"I'm fine, Jimmy, thanks to you and your ... er ... that is...." his father trailed off. It seemed the man still couldn't say it. Senses, two syllables, three individual letters. Was it such a hard word? Any third grader could say it. The old man seemed so hesitant, so scared. An odd thing, because what had always struck Jim about his father was his confidence. Whether he actually proved to be right or wrong in the end, at the time the old man was always sure. What was bothering him so much, Jim wondered, is he still trying to cope with 'I fathered Superman'? Thankfully, Sandburg called them to the table. The fresh bread was hot and perfect ; snowy white in color, speckled with just enough bran for flavor. Blair had outdone himself, taking care of the awkwardness by making speech unnecessary. The bread was followed by a gumbo so hot that it steamed the elder Ellison's glasses, and was accompanied by cold fresh lemonade. The very smell of the gumbo, rich in the odors of peppers, okra, and the crayfish themselves, almost sent Jim's smell receptors into overload. With the help of this culinary background, Blair managed to steer what there was of the conversation towards the safe grounds of a virtual monologue on the history of New Orleans and the mixture of truth and fiction in the Jean Lafitte legend.
Over coffee and the most amazing blackberry pie Jim had ever eaten, his friend again turned the conversation, this time to a mini lecture on the less gruesome aspects of voodoun.
As the last of the coffee was drained down, Jim's father was gently shepherded out the door.
Breathing a sigh of relief, Blair collapsed on the couch next to Jim. The dishes could wait.
"What was that, Chief?' Jim smirked, "Reconciliation by gluttony?"
"What did you think it was?" Blair asked, smiling tiredly at his best friend, as he picked up the remote. "I hear there's a documentary on channel twelve tonight about the feeding habits of lions. In comparison it should be restful."

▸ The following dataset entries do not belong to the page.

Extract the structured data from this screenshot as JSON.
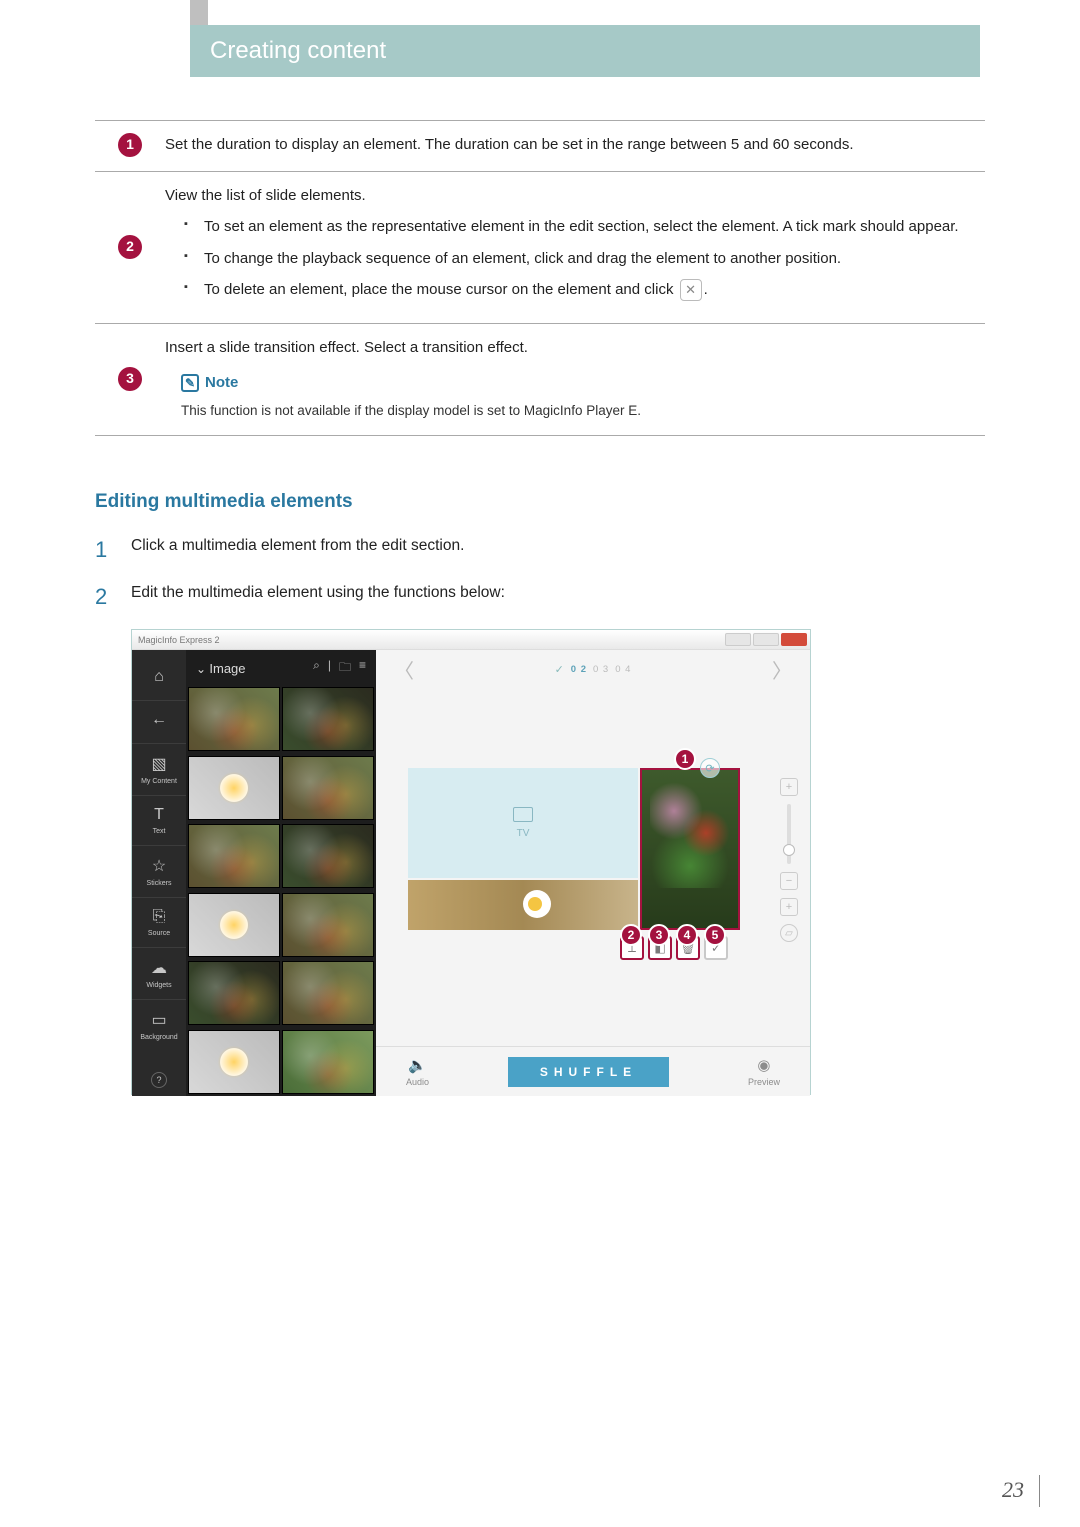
{
  "header": {
    "title": "Creating content"
  },
  "legend": [
    {
      "num": "1",
      "text": "Set the duration to display an element. The duration can be set in the range between 5 and 60 seconds."
    },
    {
      "num": "2",
      "intro": "View the list of slide elements.",
      "bullets": [
        "To set an element as the representative element in the edit section, select the element. A tick mark should appear.",
        "To change the playback sequence of an element, click and drag the element to another position.",
        "To delete an element, place the mouse cursor on the element and click"
      ],
      "bullet3_suffix": "."
    },
    {
      "num": "3",
      "intro": "Insert a slide transition effect. Select a transition effect.",
      "note_label": "Note",
      "note_body": "This function is not available if the display model is set to MagicInfo Player E."
    }
  ],
  "subheading": "Editing multimedia elements",
  "steps": [
    {
      "n": "1",
      "text": "Click a multimedia element from the edit section."
    },
    {
      "n": "2",
      "text": "Edit the multimedia element using the functions below:"
    }
  ],
  "screenshot": {
    "window_title": "MagicInfo Express 2",
    "rail": {
      "home": "",
      "back": "",
      "items": [
        {
          "label": "My Content"
        },
        {
          "label": "Text"
        },
        {
          "label": "Stickers"
        },
        {
          "label": "Source"
        },
        {
          "label": "Widgets"
        },
        {
          "label": "Background"
        }
      ]
    },
    "panel": {
      "title": "Image"
    },
    "canvas": {
      "page_indicator": {
        "active": "0 2",
        "rest1": "0 3",
        "rest2": "0 4"
      },
      "tv_label": "TV",
      "shuffle": "SHUFFLE",
      "audio": "Audio",
      "preview": "Preview"
    },
    "callouts": [
      "1",
      "2",
      "3",
      "4",
      "5"
    ]
  },
  "page_number": "23"
}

Wandering back to his car, Frank Ellison couldn't help but smile. Maybe his son hadn't done so badly after all. There wouldn't be any grandchildren coming from that direction, but God that boy could cook!